> **What to produce**
Please return the whole listing. Keep each line exactly the same.

> **Data for processing**
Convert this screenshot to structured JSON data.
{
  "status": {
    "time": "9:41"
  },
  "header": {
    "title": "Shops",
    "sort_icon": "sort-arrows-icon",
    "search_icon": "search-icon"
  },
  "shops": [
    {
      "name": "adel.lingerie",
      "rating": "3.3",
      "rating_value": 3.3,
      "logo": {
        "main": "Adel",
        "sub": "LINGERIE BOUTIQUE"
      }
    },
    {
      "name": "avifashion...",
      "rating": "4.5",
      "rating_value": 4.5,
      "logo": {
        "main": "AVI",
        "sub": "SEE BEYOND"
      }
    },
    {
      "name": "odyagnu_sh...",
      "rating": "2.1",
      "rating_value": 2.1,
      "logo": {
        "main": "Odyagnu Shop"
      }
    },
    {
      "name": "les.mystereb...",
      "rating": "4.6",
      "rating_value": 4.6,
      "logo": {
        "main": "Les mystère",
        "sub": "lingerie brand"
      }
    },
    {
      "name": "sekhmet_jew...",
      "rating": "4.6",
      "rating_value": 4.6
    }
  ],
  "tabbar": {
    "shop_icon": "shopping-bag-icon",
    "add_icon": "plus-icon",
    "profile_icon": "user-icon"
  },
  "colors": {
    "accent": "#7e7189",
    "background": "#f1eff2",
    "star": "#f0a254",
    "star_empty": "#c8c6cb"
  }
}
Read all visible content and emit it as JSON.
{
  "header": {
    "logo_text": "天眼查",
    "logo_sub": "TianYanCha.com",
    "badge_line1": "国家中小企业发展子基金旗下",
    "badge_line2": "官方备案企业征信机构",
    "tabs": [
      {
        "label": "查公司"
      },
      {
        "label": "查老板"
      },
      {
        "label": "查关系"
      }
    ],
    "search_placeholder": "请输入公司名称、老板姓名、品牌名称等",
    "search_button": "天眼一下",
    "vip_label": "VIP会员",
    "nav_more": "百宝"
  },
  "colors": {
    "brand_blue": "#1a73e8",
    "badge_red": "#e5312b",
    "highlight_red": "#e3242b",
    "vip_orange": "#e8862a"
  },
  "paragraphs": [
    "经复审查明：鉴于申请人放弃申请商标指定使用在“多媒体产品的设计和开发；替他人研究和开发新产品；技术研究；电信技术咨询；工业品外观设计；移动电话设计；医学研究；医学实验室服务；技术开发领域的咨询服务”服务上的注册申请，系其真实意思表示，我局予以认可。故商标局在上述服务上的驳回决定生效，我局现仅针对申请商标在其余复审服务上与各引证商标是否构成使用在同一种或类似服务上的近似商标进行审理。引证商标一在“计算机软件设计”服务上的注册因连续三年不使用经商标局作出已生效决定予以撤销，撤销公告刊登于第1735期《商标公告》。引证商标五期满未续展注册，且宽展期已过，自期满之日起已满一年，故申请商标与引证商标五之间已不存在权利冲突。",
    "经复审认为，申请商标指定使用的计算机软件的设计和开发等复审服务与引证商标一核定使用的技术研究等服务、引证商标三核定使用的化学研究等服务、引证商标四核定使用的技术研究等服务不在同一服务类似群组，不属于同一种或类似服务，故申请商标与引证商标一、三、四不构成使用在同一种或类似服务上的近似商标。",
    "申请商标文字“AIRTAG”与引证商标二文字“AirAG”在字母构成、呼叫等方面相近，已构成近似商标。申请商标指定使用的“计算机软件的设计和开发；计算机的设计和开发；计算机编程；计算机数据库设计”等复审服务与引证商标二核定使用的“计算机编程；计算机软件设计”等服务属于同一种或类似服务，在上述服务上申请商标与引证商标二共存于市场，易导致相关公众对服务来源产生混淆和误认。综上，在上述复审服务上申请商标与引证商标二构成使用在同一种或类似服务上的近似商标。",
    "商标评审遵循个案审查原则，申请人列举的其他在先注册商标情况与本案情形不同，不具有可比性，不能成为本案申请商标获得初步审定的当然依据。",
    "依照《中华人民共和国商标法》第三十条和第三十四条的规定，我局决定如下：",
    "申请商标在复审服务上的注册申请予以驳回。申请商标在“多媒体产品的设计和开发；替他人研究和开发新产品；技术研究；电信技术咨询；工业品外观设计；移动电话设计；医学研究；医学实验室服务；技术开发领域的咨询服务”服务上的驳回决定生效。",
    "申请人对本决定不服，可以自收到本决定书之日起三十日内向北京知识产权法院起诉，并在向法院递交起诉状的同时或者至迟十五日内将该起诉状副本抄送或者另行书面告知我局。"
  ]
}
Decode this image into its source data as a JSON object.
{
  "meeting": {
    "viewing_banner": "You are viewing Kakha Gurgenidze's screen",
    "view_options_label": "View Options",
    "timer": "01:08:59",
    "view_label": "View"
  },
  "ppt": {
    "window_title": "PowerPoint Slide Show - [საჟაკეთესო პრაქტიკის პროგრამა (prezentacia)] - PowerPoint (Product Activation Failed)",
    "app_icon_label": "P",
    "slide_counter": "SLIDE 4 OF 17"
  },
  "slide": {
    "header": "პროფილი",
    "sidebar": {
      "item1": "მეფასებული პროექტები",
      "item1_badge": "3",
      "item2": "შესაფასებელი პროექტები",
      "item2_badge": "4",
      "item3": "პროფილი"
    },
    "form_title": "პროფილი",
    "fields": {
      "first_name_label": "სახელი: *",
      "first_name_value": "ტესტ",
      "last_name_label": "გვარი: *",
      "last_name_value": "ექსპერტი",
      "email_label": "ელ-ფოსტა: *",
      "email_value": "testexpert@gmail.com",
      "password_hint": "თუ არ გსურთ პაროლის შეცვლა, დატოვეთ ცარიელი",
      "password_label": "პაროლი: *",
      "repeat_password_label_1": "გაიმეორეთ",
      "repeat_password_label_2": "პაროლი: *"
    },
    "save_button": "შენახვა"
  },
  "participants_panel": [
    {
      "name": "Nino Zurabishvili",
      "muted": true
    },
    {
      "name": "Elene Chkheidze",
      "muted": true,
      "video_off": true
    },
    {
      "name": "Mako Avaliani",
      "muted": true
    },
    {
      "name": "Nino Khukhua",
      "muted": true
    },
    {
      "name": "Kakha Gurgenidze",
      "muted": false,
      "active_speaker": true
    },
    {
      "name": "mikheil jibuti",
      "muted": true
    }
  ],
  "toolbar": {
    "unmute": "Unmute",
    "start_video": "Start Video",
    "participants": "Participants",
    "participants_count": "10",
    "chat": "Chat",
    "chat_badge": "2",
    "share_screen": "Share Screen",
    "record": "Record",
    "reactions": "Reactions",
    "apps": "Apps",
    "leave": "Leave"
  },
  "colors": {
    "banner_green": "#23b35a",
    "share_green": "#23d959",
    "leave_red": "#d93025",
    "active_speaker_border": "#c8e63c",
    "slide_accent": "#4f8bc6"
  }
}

> **Task response**
Convert this screenshot to structured JSON data.
{
  "status": {
    "time": "9:41"
  },
  "header": {
    "title": "Shops",
    "sort_icon": "sort-arrows-icon",
    "search_icon": "search-icon"
  },
  "shops": [
    {
      "name": "adel.lingerie",
      "rating": "3.3",
      "rating_value": 3.3,
      "logo": {
        "main": "Adel",
        "sub": "LINGERIE BOUTIQUE"
      }
    },
    {
      "name": "avifashion...",
      "rating": "4.5",
      "rating_value": 4.5,
      "logo": {
        "main": "AVI",
        "sub": "SEE BEYOND"
      }
    },
    {
      "name": "odyagnu_sh...",
      "rating": "2.1",
      "rating_value": 2.1,
      "logo": {
        "main": "Odyagnu Shop"
      }
    },
    {
      "name": "les.mystereb...",
      "rating": "4.6",
      "rating_value": 4.6,
      "logo": {
        "main": "Les mystère",
        "sub": "lingerie brand"
      }
    },
    {
      "name": "sekhmet_jew...",
      "rating": "4.6",
      "rating_value": 4.6
    }
  ],
  "tabbar": {
    "shop_icon": "shopping-bag-icon",
    "add_icon": "plus-icon",
    "profile_icon": "user-icon"
  },
  "colors": {
    "accent": "#7e7189",
    "background": "#f1eff2",
    "star": "#f0a254",
    "star_empty": "#c8c6cb"
  }
}
Read all visible content and emit it as JSON.
{
  "header": {
    "logo_text": "天眼查",
    "logo_sub": "TianYanCha.com",
    "badge_line1": "国家中小企业发展子基金旗下",
    "badge_line2": "官方备案企业征信机构",
    "tabs": [
      {
        "label": "查公司"
      },
      {
        "label": "查老板"
      },
      {
        "label": "查关系"
      }
    ],
    "search_placeholder": "请输入公司名称、老板姓名、品牌名称等",
    "search_button": "天眼一下",
    "vip_label": "VIP会员",
    "nav_more": "百宝"
  },
  "colors": {
    "brand_blue": "#1a73e8",
    "badge_red": "#e5312b",
    "highlight_red": "#e3242b",
    "vip_orange": "#e8862a"
  },
  "paragraphs": [
    "经复审查明：鉴于申请人放弃申请商标指定使用在“多媒体产品的设计和开发；替他人研究和开发新产品；技术研究；电信技术咨询；工业品外观设计；移动电话设计；医学研究；医学实验室服务；技术开发领域的咨询服务”服务上的注册申请，系其真实意思表示，我局予以认可。故商标局在上述服务上的驳回决定生效，我局现仅针对申请商标在其余复审服务上与各引证商标是否构成使用在同一种或类似服务上的近似商标进行审理。引证商标一在“计算机软件设计”服务上的注册因连续三年不使用经商标局作出已生效决定予以撤销，撤销公告刊登于第1735期《商标公告》。引证商标五期满未续展注册，且宽展期已过，自期满之日起已满一年，故申请商标与引证商标五之间已不存在权利冲突。",
    "经复审认为，申请商标指定使用的计算机软件的设计和开发等复审服务与引证商标一核定使用的技术研究等服务、引证商标三核定使用的化学研究等服务、引证商标四核定使用的技术研究等服务不在同一服务类似群组，不属于同一种或类似服务，故申请商标与引证商标一、三、四不构成使用在同一种或类似服务上的近似商标。",
    "申请商标文字“AIRTAG”与引证商标二文字“AirAG”在字母构成、呼叫等方面相近，已构成近似商标。申请商标指定使用的“计算机软件的设计和开发；计算机的设计和开发；计算机编程；计算机数据库设计”等复审服务与引证商标二核定使用的“计算机编程；计算机软件设计”等服务属于同一种或类似服务，在上述服务上申请商标与引证商标二共存于市场，易导致相关公众对服务来源产生混淆和误认。综上，在上述复审服务上申请商标与引证商标二构成使用在同一种或类似服务上的近似商标。",
    "商标评审遵循个案审查原则，申请人列举的其他在先注册商标情况与本案情形不同，不具有可比性，不能成为本案申请商标获得初步审定的当然依据。",
    "依照《中华人民共和国商标法》第三十条和第三十四条的规定，我局决定如下：",
    "申请商标在复审服务上的注册申请予以驳回。申请商标在“多媒体产品的设计和开发；替他人研究和开发新产品；技术研究；电信技术咨询；工业品外观设计；移动电话设计；医学研究；医学实验室服务；技术开发领域的咨询服务”服务上的驳回决定生效。",
    "申请人对本决定不服，可以自收到本决定书之日起三十日内向北京知识产权法院起诉，并在向法院递交起诉状的同时或者至迟十五日内将该起诉状副本抄送或者另行书面告知我局。"
  ]
}
Decode this image into its source data as a JSON object.
{
  "meeting": {
    "viewing_banner": "You are viewing Kakha Gurgenidze's screen",
    "view_options_label": "View Options",
    "timer": "01:08:59",
    "view_label": "View"
  },
  "ppt": {
    "window_title": "PowerPoint Slide Show - [საჟაკეთესო პრაქტიკის პროგრამა (prezentacia)] - PowerPoint (Product Activation Failed)",
    "app_icon_label": "P",
    "slide_counter": "SLIDE 4 OF 17"
  },
  "slide": {
    "header": "პროფილი",
    "sidebar": {
      "item1": "მეფასებული პროექტები",
      "item1_badge": "3",
      "item2": "შესაფასებელი პროექტები",
      "item2_badge": "4",
      "item3": "პროფილი"
    },
    "form_title": "პროფილი",
    "fields": {
      "first_name_label": "სახელი: *",
      "first_name_value": "ტესტ",
      "last_name_label": "გვარი: *",
      "last_name_value": "ექსპერტი",
      "email_label": "ელ-ფოსტა: *",
      "email_value": "testexpert@gmail.com",
      "password_hint": "თუ არ გსურთ პაროლის შეცვლა, დატოვეთ ცარიელი",
      "password_label": "პაროლი: *",
      "repeat_password_label_1": "გაიმეორეთ",
      "repeat_password_label_2": "პაროლი: *"
    },
    "save_button": "შენახვა"
  },
  "participants_panel": [
    {
      "name": "Nino Zurabishvili",
      "muted": true
    },
    {
      "name": "Elene Chkheidze",
      "muted": true,
      "video_off": true
    },
    {
      "name": "Mako Avaliani",
      "muted": true
    },
    {
      "name": "Nino Khukhua",
      "muted": true
    },
    {
      "name": "Kakha Gurgenidze",
      "muted": false,
      "active_speaker": true
    },
    {
      "name": "mikheil jibuti",
      "muted": true
    }
  ],
  "toolbar": {
    "unmute": "Unmute",
    "start_video": "Start Video",
    "participants": "Participants",
    "participants_count": "10",
    "chat": "Chat",
    "chat_badge": "2",
    "share_screen": "Share Screen",
    "record": "Record",
    "reactions": "Reactions",
    "apps": "Apps",
    "leave": "Leave"
  },
  "colors": {
    "banner_green": "#23b35a",
    "share_green": "#23d959",
    "leave_red": "#d93025",
    "active_speaker_border": "#c8e63c",
    "slide_accent": "#4f8bc6"
  }
}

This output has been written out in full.